My response at one point in life was to take these sorts of posts head-on. I had to comment to share my opinion. These are my friends after all. The friendly thing to do is to correct their error, right? Admit it. We've all been there. The reasoning is something along the lines of: "My poor, misguided friend needs my help... I'm just being a good friend by sharing the truth."  On the other side of the coin, while I may have claimed to post with the intent to simply "inform" those who disagreed, those posts of mine that were knowingly controversial were probably really posted with at least some intent to "stir the pot."

This was part of the problem with how I've been doing social media wrong. I intend to correct it.

In part two, I'll explain how I'm going to change.

Click here to read :I've Been Doing Social Media Wrong - Part 2: The Solution

Wednesday, February 4, 2015

I'm Beginning a Journey

I'm beginning a journey.

As many of you know, Sarah​ and I are expecting our 2nd child very soon (due date is March 9th). Before our first child, Robert, was born I - sort of by accident - started a novena of attending Mass every single day for 30 days.

That's Robert. He's not that small anymore
With Robert, it happened unintentionally because I had already completed a week or two when I realized how neat such a novena could be. As it turned out, I think I attended Mass for 32 straight days and ended a few days after Robert was born.

This time I'm going to be more intentional.

The Novena

Beginning yesterday, February 3rd, 2015, the Feast of St. Blaise, I am going to attend Mass every single day until our 2nd child, Brigid Mae, is born. Her due date is March 9th, so it may end up being a little more than 30 days (or a little less, but probably more).

My Intentions

My intention during the novena will be for a safe delivery, a healthy Brigid, and a healthy wife post-delivery. Additionally, as with my previous novena, I will be praying for myself and my wife that we will be good and decent parents of this child and raise her to be holy and happy.

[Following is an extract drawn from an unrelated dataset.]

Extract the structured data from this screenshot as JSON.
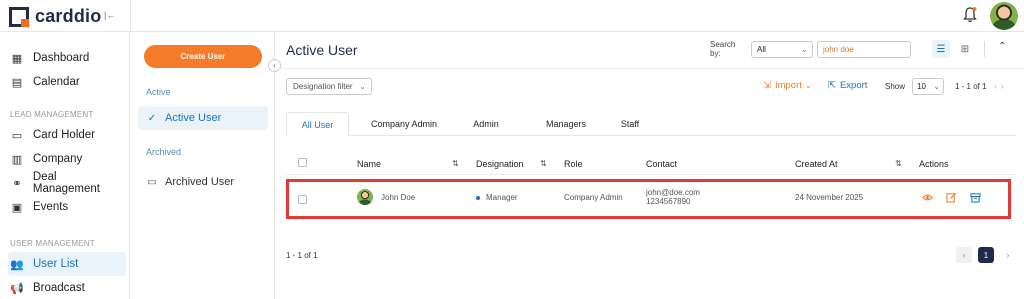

Follow Me

To mark this journey, I'm going to post a picture on social media of the Mass I attend each day until Brigid is born.

So, I'm beginning this journey. Won't you follow me?

Find me on twitter and instagram: @gabehjones. I'll also be using the hashtag #MassForBrigid.

P.S., I didn't take a picture of the Mass last night because, well, I didn't come up with this idea until this morning (call it divine inspiration). But, the Mass was at St. Francis de Sales Oratory, which is where Sarah and I were married, so you get to see a picture of our wedding instead.